Paris – French presidential candidate Francois Fillon, an outsider to win after involvement in a financial scandal, said on Monday that he would launch a probe against President Francois Hollande over alleged justice system meddling, if he is elected.
Once the frontrunner, the conservative former prime minister’s poll ratings have slumped since allegations surfaced that he paid his wife, a son and a daughter hundreds of thousands of euros of public money for minimal work.
Fillon, 63, who is being investigated by magistrates over the jobs allegations and over a gift of expensive suits, insisted on his innocence.
He denounced what he calls the Socialist government’s “manipulations” that he says are designed to eliminate him from the presidential race.
Fillon told BFM television on Monday “if I had any doubt about my guilt, I wouldn’t be a candidate.”
He said he made a mistake when he initially announced he would withdraw if charged and suggested the government built up the case against him from nothing. He said: “I provided a means to eliminate me from the presidential race.”
“If I had the slightest doubt about my guilt I wouldn’t be a candidate in the presidential election,” he added.
He said he was the victim of “manipulation”, but drew back from previous allegations that Hollande, a Socialist president who is not standing for a second term, had personally led a smear campaign against him. He said he could not prove this.
He said however that prosecutors should open an inquiry into allegations made in a book by two journalists from satirical weekly Le Canard Enchaine that Hollande had judicial wiretaps that interested him sent to his office.
“Prosecutors should take up this case.
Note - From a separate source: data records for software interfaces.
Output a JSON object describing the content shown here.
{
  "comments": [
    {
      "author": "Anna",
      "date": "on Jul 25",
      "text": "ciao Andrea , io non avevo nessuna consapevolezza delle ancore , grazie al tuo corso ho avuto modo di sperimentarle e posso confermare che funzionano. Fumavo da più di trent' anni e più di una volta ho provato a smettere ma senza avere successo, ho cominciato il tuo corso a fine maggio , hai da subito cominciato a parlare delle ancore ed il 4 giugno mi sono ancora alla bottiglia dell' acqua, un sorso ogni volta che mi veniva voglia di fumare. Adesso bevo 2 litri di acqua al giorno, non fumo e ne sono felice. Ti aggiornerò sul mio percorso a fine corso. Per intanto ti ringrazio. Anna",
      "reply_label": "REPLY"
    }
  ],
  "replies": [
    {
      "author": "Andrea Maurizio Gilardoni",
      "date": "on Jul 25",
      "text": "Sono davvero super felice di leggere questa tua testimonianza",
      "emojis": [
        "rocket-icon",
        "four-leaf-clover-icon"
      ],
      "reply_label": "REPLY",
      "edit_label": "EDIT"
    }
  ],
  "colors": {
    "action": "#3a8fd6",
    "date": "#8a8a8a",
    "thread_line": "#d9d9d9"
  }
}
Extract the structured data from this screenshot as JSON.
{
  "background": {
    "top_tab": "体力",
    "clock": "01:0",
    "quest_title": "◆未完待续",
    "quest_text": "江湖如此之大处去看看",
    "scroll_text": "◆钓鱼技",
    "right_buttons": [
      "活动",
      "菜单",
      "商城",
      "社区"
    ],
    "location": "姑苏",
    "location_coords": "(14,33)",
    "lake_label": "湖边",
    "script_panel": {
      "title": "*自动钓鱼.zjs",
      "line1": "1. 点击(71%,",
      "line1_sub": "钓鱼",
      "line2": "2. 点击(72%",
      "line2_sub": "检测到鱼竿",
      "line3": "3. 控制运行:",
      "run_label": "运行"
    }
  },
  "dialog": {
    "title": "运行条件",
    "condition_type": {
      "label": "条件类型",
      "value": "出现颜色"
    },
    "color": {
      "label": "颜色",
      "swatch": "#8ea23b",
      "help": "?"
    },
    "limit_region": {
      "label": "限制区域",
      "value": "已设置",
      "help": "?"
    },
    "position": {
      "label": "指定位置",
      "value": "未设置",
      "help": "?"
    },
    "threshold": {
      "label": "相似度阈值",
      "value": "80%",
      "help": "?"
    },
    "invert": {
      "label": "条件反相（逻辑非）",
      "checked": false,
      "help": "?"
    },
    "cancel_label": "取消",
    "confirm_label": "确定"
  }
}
If they don’t do so and if I am elected president, there will be a parliamentary commission of inquiry,” Fillon said.
Hollande’s office has rejected Fillon’s accusations and denied interference in the justice system.
Two polls on Monday showed far-right leader Marine Le Pen and centrist Emmanuel Macron neck-and-neck in the race, with each predicted to receive about 25 percent of the vote in the April 23 first round.
Macron had a half-point lead over Le Pen in an IFOP-Fiducial poll, while an Opinionway poll gave Le Pen a one-point lead over Macron. Both polls had Fillon lagging well behind in third place.
Only the top two candidates go through to the May 7 run-off, where polls predict Macron would easily beat Le Pen, who wants to take France out of the euro and hold a referendum on EU membership.